soil weathered from rock
USDA's Farm Service Agency (FSA) offers disaster assistance and low-interest loan programs to assist agricultural producers in their recovery efforts following wildfires or other qualifying natural disasters. Available programs and loans include:
- Non-Insured Crop Disaster Assistance Program (NAP)
- - provides financial assistance to producers of non-insurable crops when low yields, loss of inventory, or prevented planting occur due to natural disasters including excessive wind and qualifying drought (includes native grass for grazing). Eligible producers must have purchased NAP coverage for 2017 crops. A notice of loss must be filed within 15 calendar days of when the loss is apparent or 15 calendar days after the normal harvest date.
- Livestock Indemnity Program (LIP)
- - offers payments to eligible producers for livestock death losses in excess of normal mortality due to adverse weather. Eligible losses may include those determined by FSA to have been caused by hurricanes, floods, blizzards, wildfires, tropical storms, tornados lightning, extreme heat, and extreme cold. Producers will be required to provide verifiable documentation of death losses resulting from an eligible adverse weather event and must submit a notice of loss to their local FSA office within 30 calendar days of when the loss of livestock is apparent.
- Tree Assistance Program (TAP)
- – provides assistance to eligible orchardists and nursery tree growers for qualifying tree, shrub and vine losses due to natural disasters including excessive wind and qualifying drought.
- Emergency Assistance for Livestock, Honeybees, and Farm-Raised Fish Program (ELAP)

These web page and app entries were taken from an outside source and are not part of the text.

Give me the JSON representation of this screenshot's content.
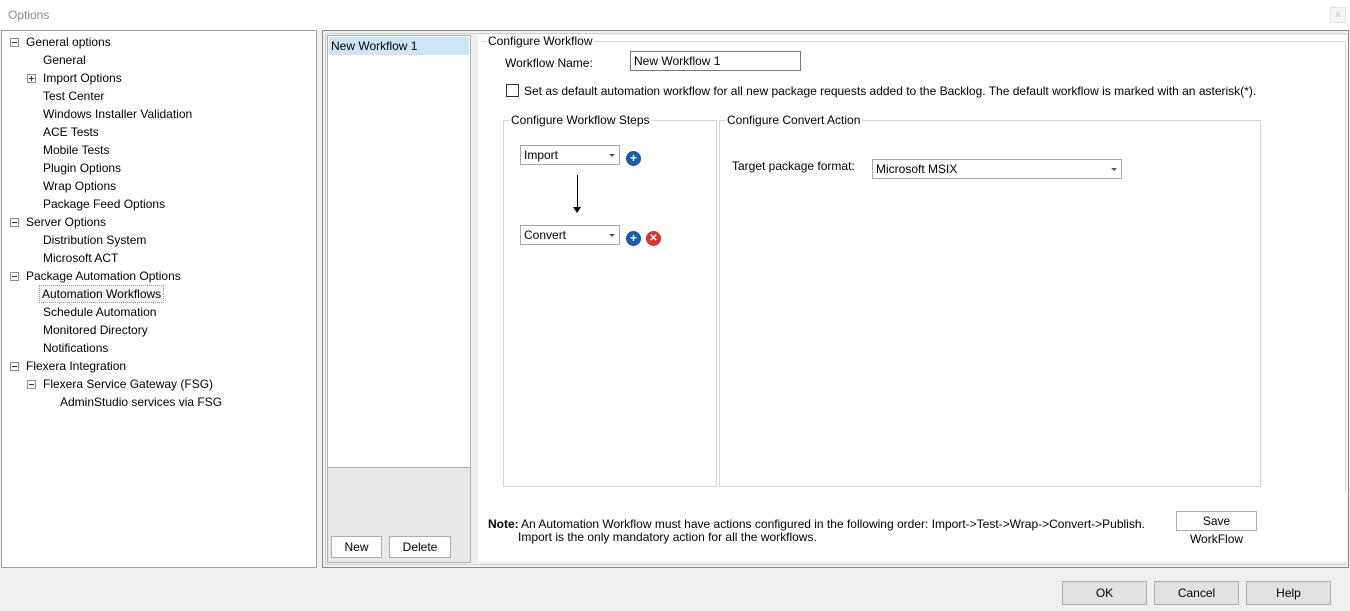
{
  "window": {
    "title": "Options",
    "close_label": "x"
  },
  "tree": {
    "items": [
      {
        "label": "General options",
        "expander": "minus"
      },
      {
        "label": "General"
      },
      {
        "label": "Import Options",
        "expander": "plus"
      },
      {
        "label": "Test Center"
      },
      {
        "label": "Windows Installer Validation"
      },
      {
        "label": "ACE Tests"
      },
      {
        "label": "Mobile Tests"
      },
      {
        "label": "Plugin Options"
      },
      {
        "label": "Wrap Options"
      },
      {
        "label": "Package Feed Options"
      },
      {
        "label": "Server Options",
        "expander": "minus"
      },
      {
        "label": "Distribution System"
      },
      {
        "label": "Microsoft ACT"
      },
      {
        "label": "Package Automation Options",
        "expander": "minus"
      },
      {
        "label": "Automation Workflows",
        "selected": true
      },
      {
        "label": "Schedule Automation"
      },
      {
        "label": "Monitored Directory"
      },
      {
        "label": "Notifications"
      },
      {
        "label": "Flexera Integration",
        "expander": "minus"
      },
      {
        "label": "Flexera Service Gateway (FSG)",
        "expander": "minus"
      },
      {
        "label": "AdminStudio services via FSG"
      }
    ]
  },
  "workflow_list": {
    "items": [
      "New Workflow 1"
    ],
    "new_label": "New",
    "delete_label": "Delete"
  },
  "configure": {
    "group_title": "Configure Workflow",
    "name_label": "Workflow Name:",
    "name_value": "New Workflow 1",
    "default_checkbox_label": "Set as default automation workflow for all new package requests added to the Backlog. The default workflow is marked with an asterisk(*).",
    "default_checked": false,
    "steps_title": "Configure Workflow Steps",
    "steps": [
      "Import",
      "Convert"
    ],
    "action_title": "Configure Convert Action",
    "target_format_label": "Target package format:",
    "target_format_value": "Microsoft MSIX",
    "note_prefix": "Note:",
    "note_line1": "An Automation Workflow must have actions configured in the following order: Import->Test->Wrap->Convert->Publish.",
    "note_line2": "Import is the only mandatory action for all the workflows.",
    "save_label": "Save WorkFlow"
  },
  "footer": {
    "ok_label": "OK",
    "cancel_label": "Cancel",
    "help_label": "Help"
  },
  "colors": {
    "selection": "#cde6f7",
    "plus_icon": "#1a5aa6",
    "remove_icon": "#d23535"
  }
}
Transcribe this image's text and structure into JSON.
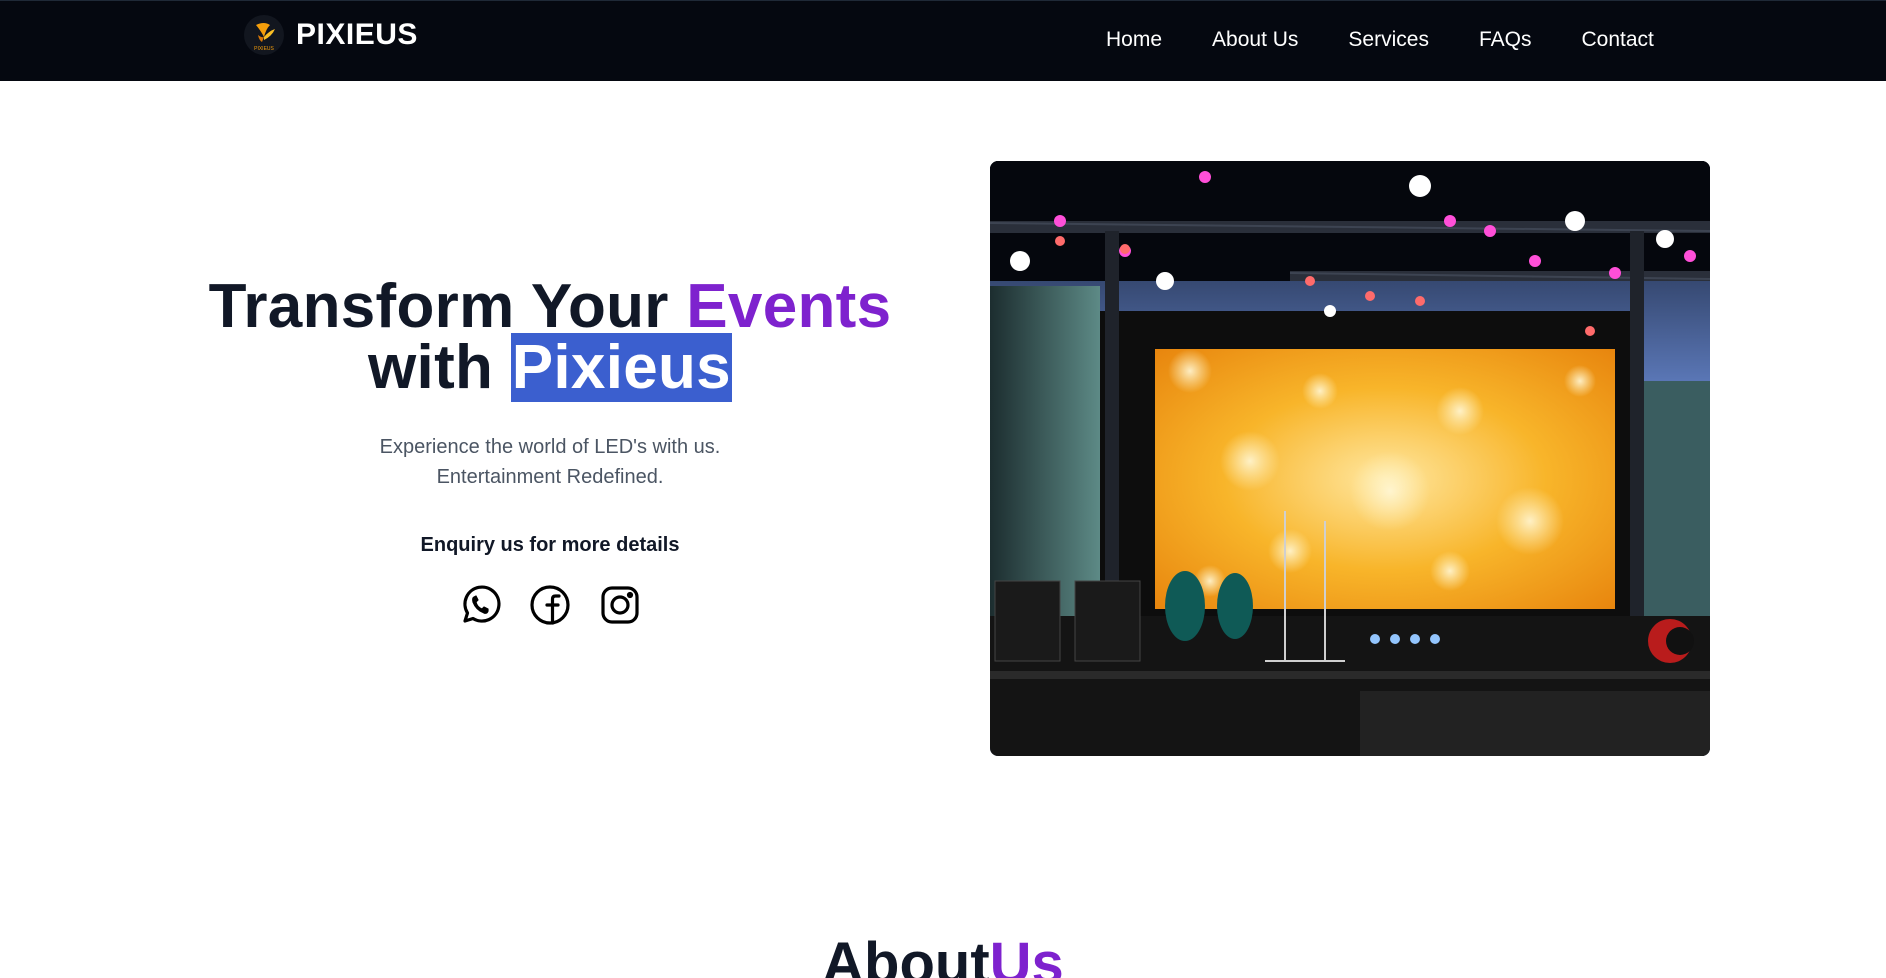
{
  "brand": {
    "name": "PIXIEUS",
    "logo_text": "PIXIEUS"
  },
  "nav": {
    "items": [
      "Home",
      "About Us",
      "Services",
      "FAQs",
      "Contact"
    ]
  },
  "hero": {
    "headline_part1": "Transform Your ",
    "headline_accent": "Events",
    "headline_part2": "with ",
    "headline_highlight": "Pixieus",
    "subtitle_line1": "Experience the world of LED's with us.",
    "subtitle_line2": "Entertainment Redefined.",
    "enquiry": "Enquiry us for more details",
    "socials": [
      "whatsapp-icon",
      "facebook-icon",
      "instagram-icon"
    ],
    "image_alt": "Concert stage with LED screen and lighting rig"
  },
  "about": {
    "title_main": "About",
    "title_accent": "Us"
  },
  "colors": {
    "nav_bg": "#050810",
    "accent": "#7e22ce",
    "selection": "#3b5fcf",
    "text": "#111827"
  }
}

- - provides emergency relief for losses due to feed or water shortages, disease, adverse weather, or other conditions, which are not adequately addressed by other disaster programs. ELAP covers physically damaged or destroyed livestock feed that was purchased or mechanically harvested forage or feedstuffs intended for use as feed for the producer's eligible livestock. In order to be considered eligible, harvested forage must be baled; forage that is only cut, raked or windrowed is not eligible. ELAP also covers up to 150 lost grazing days in instances when a producer has been forced to remove livestock from a grazing pasture due to wildfire and for beekeepers, ELAP covers beehive losses (the physical structure) in instances where the hive has been destroyed by a natural disaster including flooding, high winds and tornadoes. Producers must submit a notice of loss to their local FSA office within 30 calendar days of when the loss is apparent.
- Emergency Loan Program
- – available to producers with agriculture operations located in a county under a primary or contiguous Presidential or Secretarial disaster designation. These low interest loans help producers recover from production and physical losses.
- Emergency Conservation Program (ECP)
- - provides emergency funding for farmers and ranchers to rehabilitate land severely damaged by natural disasters; includes fence loss.
- - is an Internet-based Hay and Grazing Net Ad Service allowing farmers and ranchers to share ‘Need Hay' ads and ‘Have Hay' ads online. Farmers also can use another feature to post advertisements for grazing land, specifically ads announcing the availability of grazing land or ads requesting a need for land to graze. www.fsa.usda.gov/haynet.
For more information on these programs, visit FSA online at www.fsa.usda.gov.
To find a local FSA office near you, visit
USDA is an equal opportunity lender, provider and employer.
fire NRCS damage
The USDA's Farm Service Agency and Natural Resources Conservation Service will have workshops to aid agricultural producers; including cattle, tree, nursery, vegetable, and berry farmers in filing for federal assistance programs. Appointments can be arranged now for filing applications during these workshops.